-- Task details --
Every record below must be returned word for word, with the pictures left out.

==== Source information

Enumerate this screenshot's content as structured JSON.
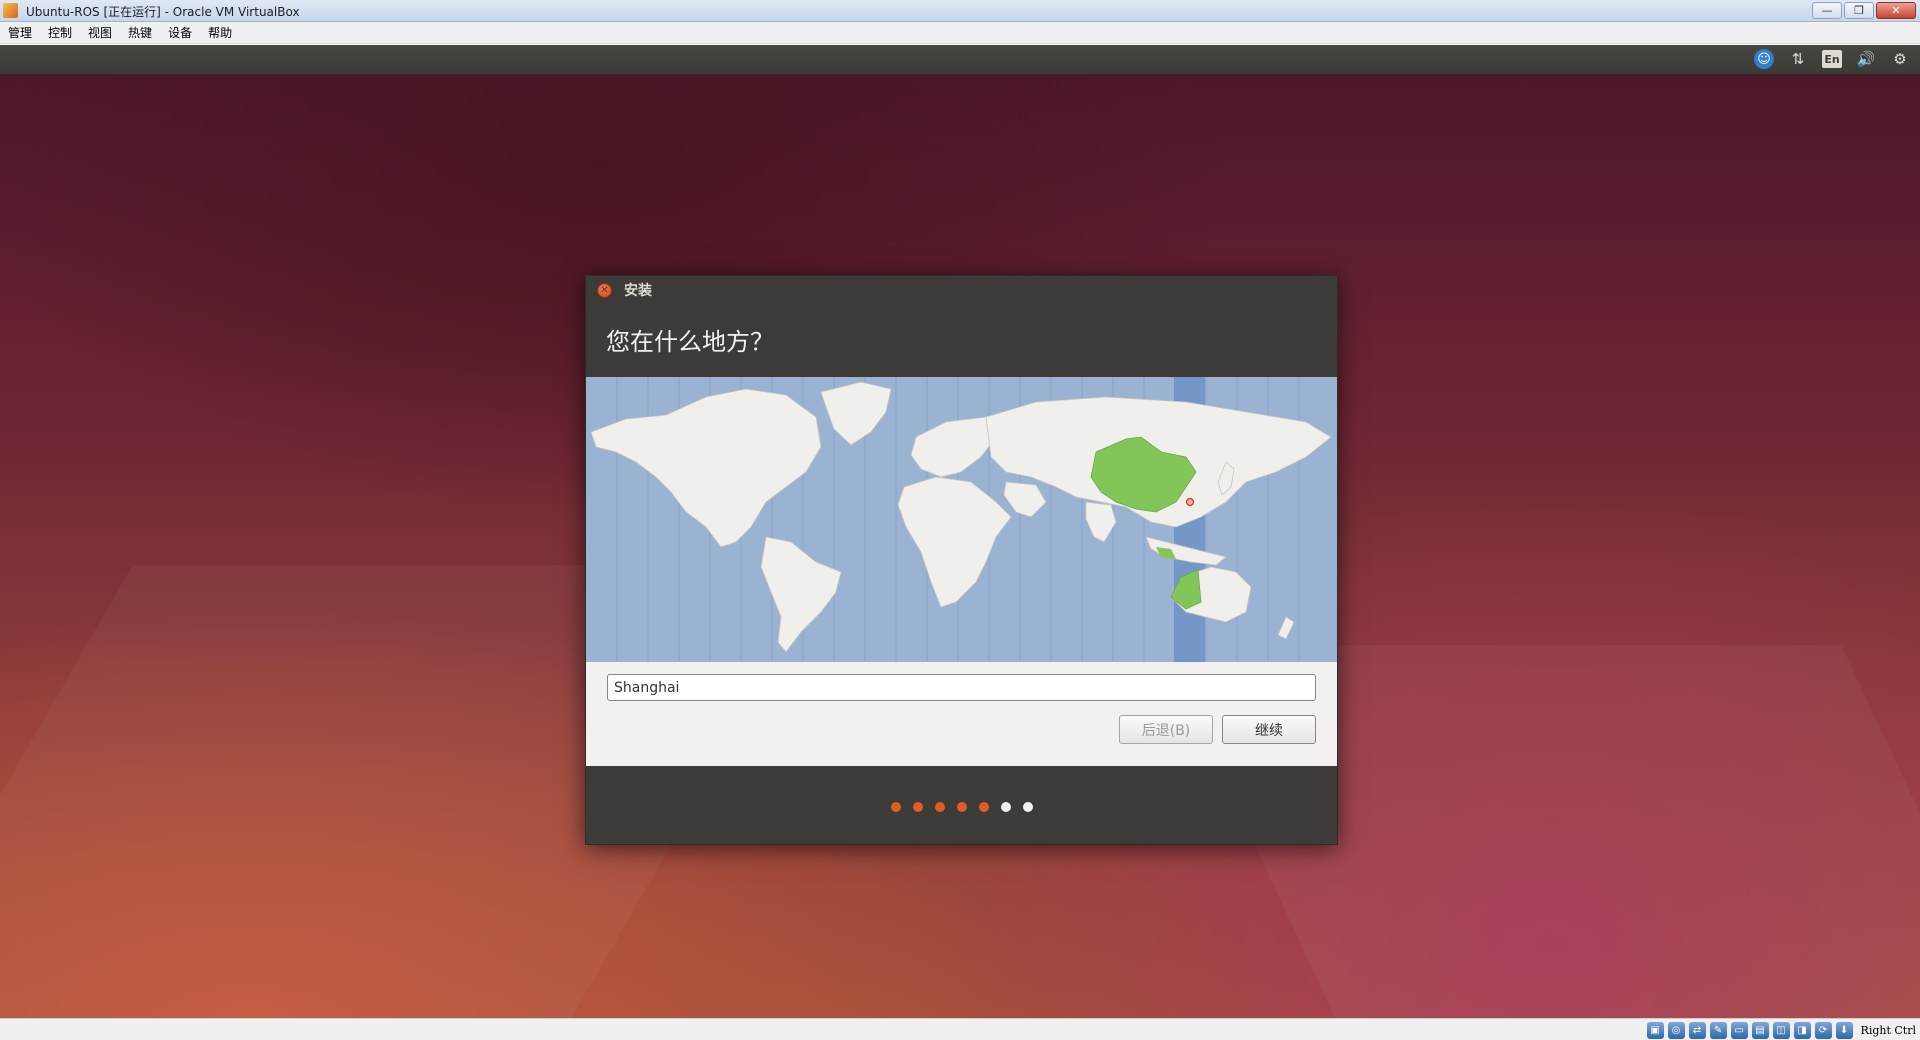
{
  "window": {
    "title": "Ubuntu-ROS [正在运行] - Oracle VM VirtualBox",
    "minimize_icon": "minimize-icon",
    "restore_icon": "restore-icon",
    "close_icon": "close-icon"
  },
  "menubar": {
    "items": [
      "管理",
      "控制",
      "视图",
      "热键",
      "设备",
      "帮助"
    ]
  },
  "ubuntu_panel": {
    "indicators": [
      {
        "name": "accessibility-icon",
        "glyph": "☺"
      },
      {
        "name": "network-arrows-icon",
        "glyph": "⇅"
      },
      {
        "name": "keyboard-language-indicator",
        "glyph": "En"
      },
      {
        "name": "volume-icon",
        "glyph": "🔊"
      },
      {
        "name": "settings-gear-icon",
        "glyph": "⚙"
      }
    ]
  },
  "installer": {
    "window_title": "安装",
    "heading": "您在什么地方？",
    "timezone_value": "Shanghai",
    "back_label": "后退(B)",
    "continue_label": "继续",
    "progress": {
      "total_steps": 7,
      "completed_steps": 5
    },
    "colors": {
      "accent_orange": "#e05d28",
      "map_ocean": "#9bb3d3",
      "map_land": "#f1efec",
      "selected_country": "#82c65a",
      "selected_timezone_band": "#7093c7",
      "dialog_dark": "#3c3b37"
    }
  },
  "statusbar": {
    "icons": [
      "hard-disk-icon",
      "optical-drive-icon",
      "usb-icon",
      "shared-folder-icon",
      "display-icon",
      "network-icon",
      "recording-icon",
      "mouse-integration-icon",
      "capture-icon",
      "keyboard-arrow-icon"
    ],
    "host_key": "Right Ctrl"
  }
}
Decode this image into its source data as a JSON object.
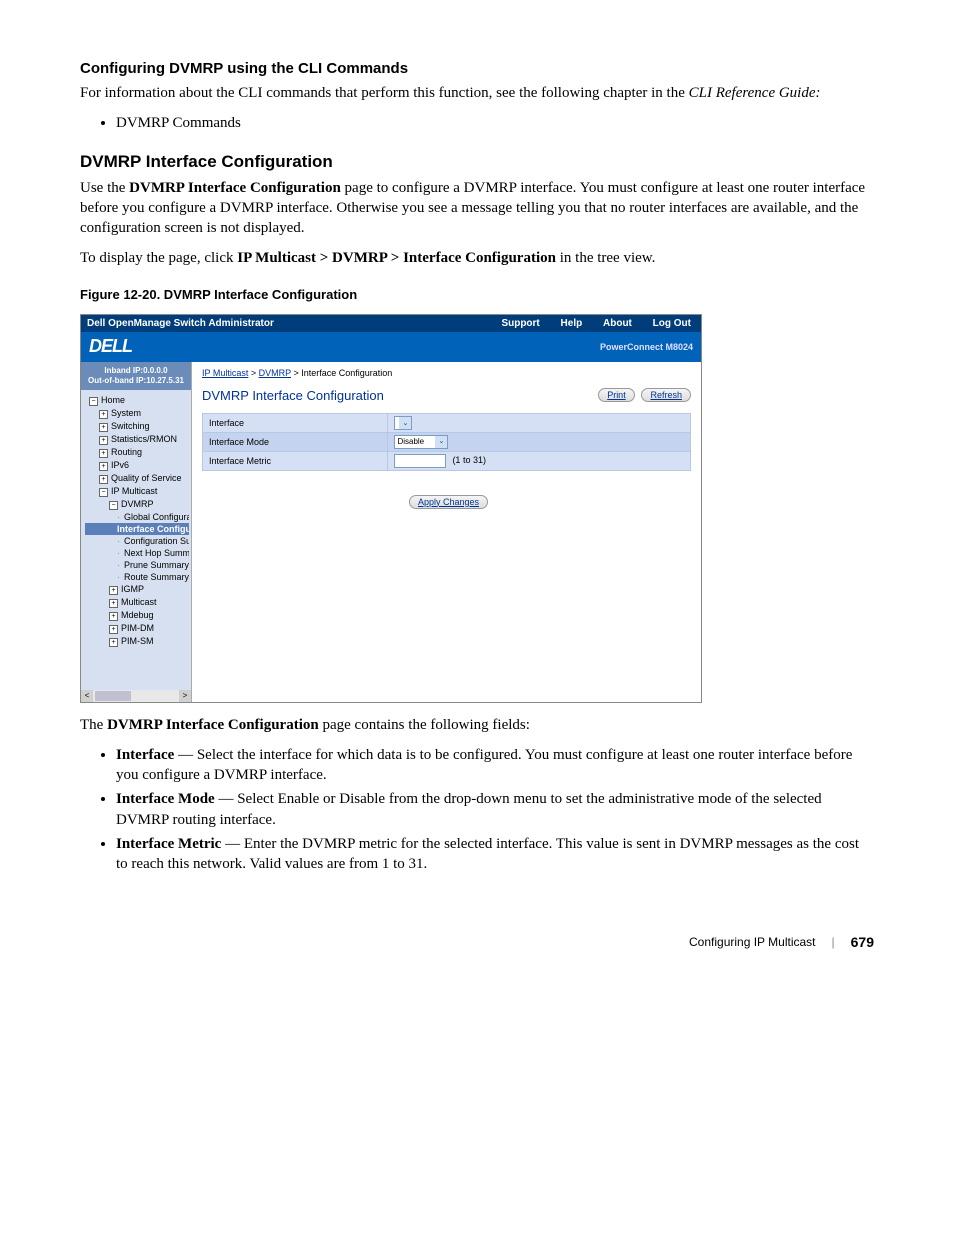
{
  "sec1": {
    "heading": "Configuring DVMRP using the CLI Commands",
    "para": "For information about the CLI commands that perform this function, see the following chapter in the ",
    "ref": "CLI Reference Guide:",
    "bullet": "DVMRP Commands"
  },
  "sec2": {
    "heading": "DVMRP Interface Configuration",
    "p1a": "Use the ",
    "p1b": "DVMRP Interface Configuration",
    "p1c": " page to configure a DVMRP interface. You must configure at least one router interface before you configure a DVMRP interface. Otherwise you see a message telling you that no router interfaces are available, and the configuration screen is not displayed.",
    "p2a": "To display the page, click ",
    "p2b": "IP Multicast > DVMRP > Interface Configuration",
    "p2c": " in the tree view."
  },
  "fig": {
    "caption": "Figure 12-20.    DVMRP Interface Configuration"
  },
  "ss": {
    "top_title": "Dell OpenManage Switch Administrator",
    "links": {
      "support": "Support",
      "help": "Help",
      "about": "About",
      "logout": "Log Out"
    },
    "brand": "DELL",
    "model": "PowerConnect M8024",
    "ip1": "Inband IP:0.0.0.0",
    "ip2": "Out-of-band IP:10.27.5.31",
    "tree": {
      "home": "Home",
      "system": "System",
      "switching": "Switching",
      "stats": "Statistics/RMON",
      "routing": "Routing",
      "ipv6": "IPv6",
      "qos": "Quality of Service",
      "ipm": "IP Multicast",
      "dvmrp": "DVMRP",
      "gc": "Global Configuration",
      "ic": "Interface Configurat",
      "cs": "Configuration Summa",
      "nhs": "Next Hop Summary",
      "ps": "Prune Summary",
      "rs": "Route Summary",
      "igmp": "IGMP",
      "multicast": "Multicast",
      "mdebug": "Mdebug",
      "pimdm": "PIM-DM",
      "pimsm": "PIM-SM"
    },
    "crumb": {
      "a": "IP Multicast",
      "b": "DVMRP",
      "c": "Interface Configuration",
      "sep": " > "
    },
    "main_title": "DVMRP Interface Configuration",
    "btn_print": "Print",
    "btn_refresh": "Refresh",
    "rows": {
      "r1": "Interface",
      "r2": "Interface Mode",
      "r2v": "Disable",
      "r3": "Interface Metric",
      "r3hint": "(1 to 31)"
    },
    "apply": "Apply Changes"
  },
  "sec3": {
    "lead_a": "The ",
    "lead_b": "DVMRP Interface Configuration",
    "lead_c": " page contains the following fields:",
    "b1a": "Interface",
    "b1b": " — Select the interface for which data is to be configured. You must configure at least one router interface before you configure a DVMRP interface.",
    "b2a": "Interface Mode",
    "b2b": " — Select Enable or Disable from the drop-down menu to set the administrative mode of the selected DVMRP routing interface.",
    "b3a": "Interface Metric",
    "b3b": " — Enter the DVMRP metric for the selected interface. This value is sent in DVMRP messages as the cost to reach this network. Valid values are from 1 to 31."
  },
  "foot": {
    "section": "Configuring IP Multicast",
    "page": "679"
  }
}
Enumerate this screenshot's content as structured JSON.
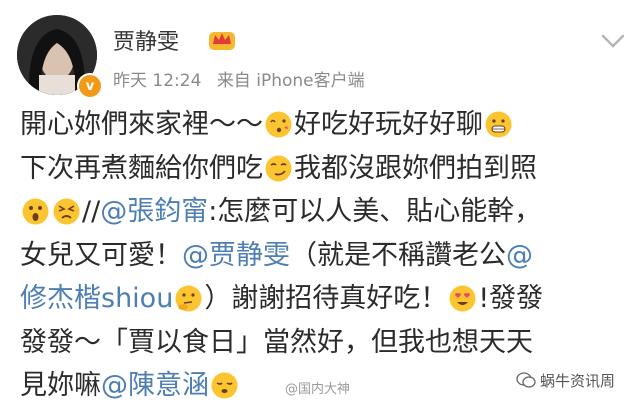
{
  "header": {
    "name": "贾静雯",
    "time": "昨天 12:24",
    "source": "来自 iPhone客户端",
    "verified_mark": "v"
  },
  "post": {
    "l1_a": "開心妳們來家裡～～",
    "l1_b": "好吃好玩好好聊",
    "l2_a": "下次再煮麵給你們吃",
    "l2_b": "我都沒跟妳們拍到照",
    "l3_a": "//",
    "l3_mention": "@張鈞甯",
    "l3_b": ":怎麼可以人美、貼心能幹，",
    "l4_a": "女兒又可愛！",
    "l4_mention": "@贾静雯",
    "l4_b": "（就是不稱讚老公",
    "l4_at": "@",
    "l5_mention": "修杰楷shiou",
    "l5_b": "）謝謝招待真好吃！",
    "l5_c": "!發發",
    "l6": "發發～「賈以食日」當然好，但我也想天天",
    "l7_a": "見妳嘛",
    "l7_mention": "@陳意涵"
  },
  "watermark": {
    "left": "@国内大神",
    "right": "蜗牛资讯周"
  },
  "icons": {
    "crown": "crown-icon",
    "chevron": "chevron-down-icon",
    "wechat": "wechat-icon"
  },
  "colors": {
    "mention": "#4d7fb3",
    "meta": "#8a8a8a",
    "verified": "#f29a18",
    "text": "#2b2b2b"
  }
}
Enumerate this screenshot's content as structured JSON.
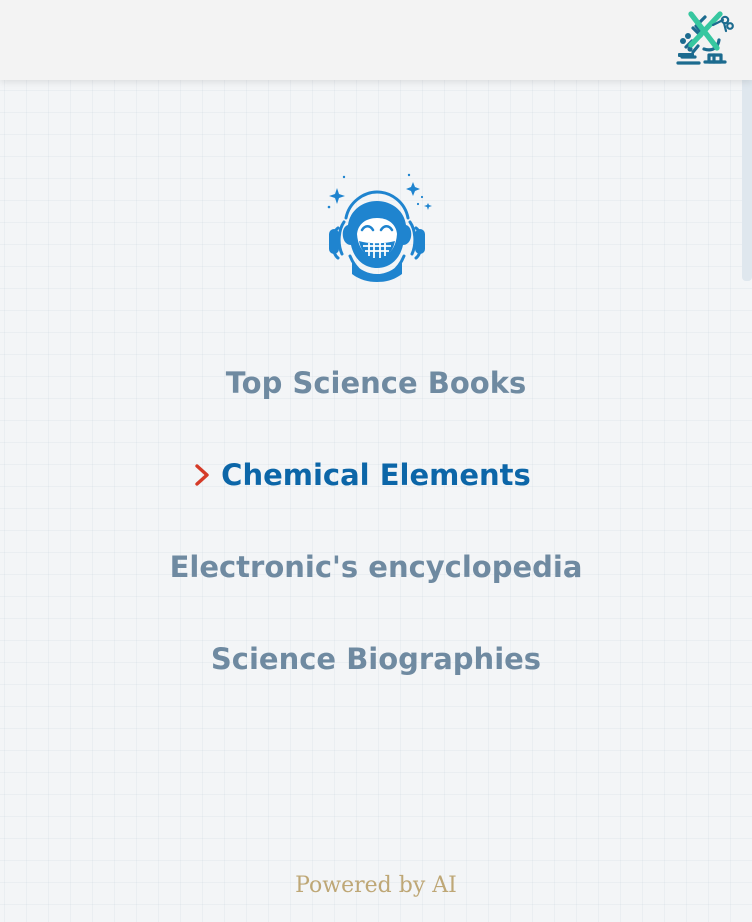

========

-- Answer --
Enumerate this screenshot's content as structured JSON.
{
  "window": {
    "title": "Ubuntu-ROS [正在运行] - Oracle VM VirtualBox",
    "minimize_icon": "minimize-icon",
    "restore_icon": "restore-icon",
    "close_icon": "close-icon"
  },
  "menubar": {
    "items": [
      "管理",
      "控制",
      "视图",
      "热键",
      "设备",
      "帮助"
    ]
  },
  "ubuntu_panel": {
    "indicators": [
      {
        "name": "accessibility-icon",
        "glyph": "☺"
      },
      {
        "name": "network-arrows-icon",
        "glyph": "⇅"
      },
      {
        "name": "keyboard-language-indicator",
        "glyph": "En"
      },
      {
        "name": "volume-icon",
        "glyph": "🔊"
      },
      {
        "name": "settings-gear-icon",
        "glyph": "⚙"
      }
    ]
  },
  "installer": {
    "window_title": "安装",
    "heading": "您在什么地方？",
    "timezone_value": "Shanghai",
    "back_label": "后退(B)",
    "continue_label": "继续",
    "progress": {
      "total_steps": 7,
      "completed_steps": 5
    },
    "colors": {
      "accent_orange": "#e05d28",
      "map_ocean": "#9bb3d3",
      "map_land": "#f1efec",
      "selected_country": "#82c65a",
      "selected_timezone_band": "#7093c7",
      "dialog_dark": "#3c3b37"
    }
  },
  "statusbar": {
    "icons": [
      "hard-disk-icon",
      "optical-drive-icon",
      "usb-icon",
      "shared-folder-icon",
      "display-icon",
      "network-icon",
      "recording-icon",
      "mouse-integration-icon",
      "capture-icon",
      "keyboard-arrow-icon"
    ],
    "host_key": "Right Ctrl"
  }
}
Decode this image into its source data as a JSON object.
{
  "sec1": {
    "heading": "Configuring DVMRP using the CLI Commands",
    "para": "For information about the CLI commands that perform this function, see the following chapter in the ",
    "ref": "CLI Reference Guide:",
    "bullet": "DVMRP Commands"
  },
  "sec2": {
    "heading": "DVMRP Interface Configuration",
    "p1a": "Use the ",
    "p1b": "DVMRP Interface Configuration",
    "p1c": " page to configure a DVMRP interface. You must configure at least one router interface before you configure a DVMRP interface. Otherwise you see a message telling you that no router interfaces are available, and the configuration screen is not displayed.",
    "p2a": "To display the page, click ",
    "p2b": "IP Multicast > DVMRP > Interface Configuration",
    "p2c": " in the tree view."
  },
  "fig": {
    "caption": "Figure 12-20.    DVMRP Interface Configuration"
  },
  "ss": {
    "top_title": "Dell OpenManage Switch Administrator",
    "links": {
      "support": "Support",
      "help": "Help",
      "about": "About",
      "logout": "Log Out"
    },
    "brand": "DELL",
    "model": "PowerConnect M8024",
    "ip1": "Inband IP:0.0.0.0",
    "ip2": "Out-of-band IP:10.27.5.31",
    "tree": {
      "home": "Home",
      "system": "System",
      "switching": "Switching",
      "stats": "Statistics/RMON",
      "routing": "Routing",
      "ipv6": "IPv6",
      "qos": "Quality of Service",
      "ipm": "IP Multicast",
      "dvmrp": "DVMRP",
      "gc": "Global Configuration",
      "ic": "Interface Configurat",
      "cs": "Configuration Summa",
      "nhs": "Next Hop Summary",
      "ps": "Prune Summary",
      "rs": "Route Summary",
      "igmp": "IGMP",
      "multicast": "Multicast",
      "mdebug": "Mdebug",
      "pimdm": "PIM-DM",
      "pimsm": "PIM-SM"
    },
    "crumb": {
      "a": "IP Multicast",
      "b": "DVMRP",
      "c": "Interface Configuration",
      "sep": " > "
    },
    "main_title": "DVMRP Interface Configuration",
    "btn_print": "Print",
    "btn_refresh": "Refresh",
    "rows": {
      "r1": "Interface",
      "r2": "Interface Mode",
      "r2v": "Disable",
      "r3": "Interface Metric",
      "r3hint": "(1 to 31)"
    },
    "apply": "Apply Changes"
  },
  "sec3": {
    "lead_a": "The ",
    "lead_b": "DVMRP Interface Configuration",
    "lead_c": " page contains the following fields:",
    "b1a": "Interface",
    "b1b": " — Select the interface for which data is to be configured. You must configure at least one router interface before you configure a DVMRP interface.",
    "b2a": "Interface Mode",
    "b2b": " — Select Enable or Disable from the drop-down menu to set the administrative mode of the selected DVMRP routing interface.",
    "b3a": "Interface Metric",
    "b3b": " — Enter the DVMRP metric for the selected interface. This value is sent in DVMRP messages as the cost to reach this network. Valid values are from 1 to 31."
  },
  "foot": {
    "section": "Configuring IP Multicast",
    "page": "679"
  }
}
Enumerate this screenshot's content as structured JSON.
{
  "header": {
    "name": "贾静雯",
    "time": "昨天 12:24",
    "source": "来自 iPhone客户端",
    "verified_mark": "v"
  },
  "post": {
    "l1_a": "開心妳們來家裡～～",
    "l1_b": "好吃好玩好好聊",
    "l2_a": "下次再煮麵給你們吃",
    "l2_b": "我都沒跟妳們拍到照",
    "l3_a": "//",
    "l3_mention": "@張鈞甯",
    "l3_b": ":怎麼可以人美、貼心能幹，",
    "l4_a": "女兒又可愛！",
    "l4_mention": "@贾静雯",
    "l4_b": "（就是不稱讚老公",
    "l4_at": "@",
    "l5_mention": "修杰楷shiou",
    "l5_b": "）謝謝招待真好吃！",
    "l5_c": "!發發",
    "l6": "發發～「賈以食日」當然好，但我也想天天",
    "l7_a": "見妳嘛",
    "l7_mention": "@陳意涵"
  },
  "watermark": {
    "left": "@国内大神",
    "right": "蜗牛资讯周"
  },
  "icons": {
    "crown": "crown-icon",
    "chevron": "chevron-down-icon",
    "wechat": "wechat-icon"
  },
  "colors": {
    "mention": "#4d7fb3",
    "meta": "#8a8a8a",
    "verified": "#f29a18",
    "text": "#2b2b2b"
  }
}
Enumerate this screenshot's content as structured JSON.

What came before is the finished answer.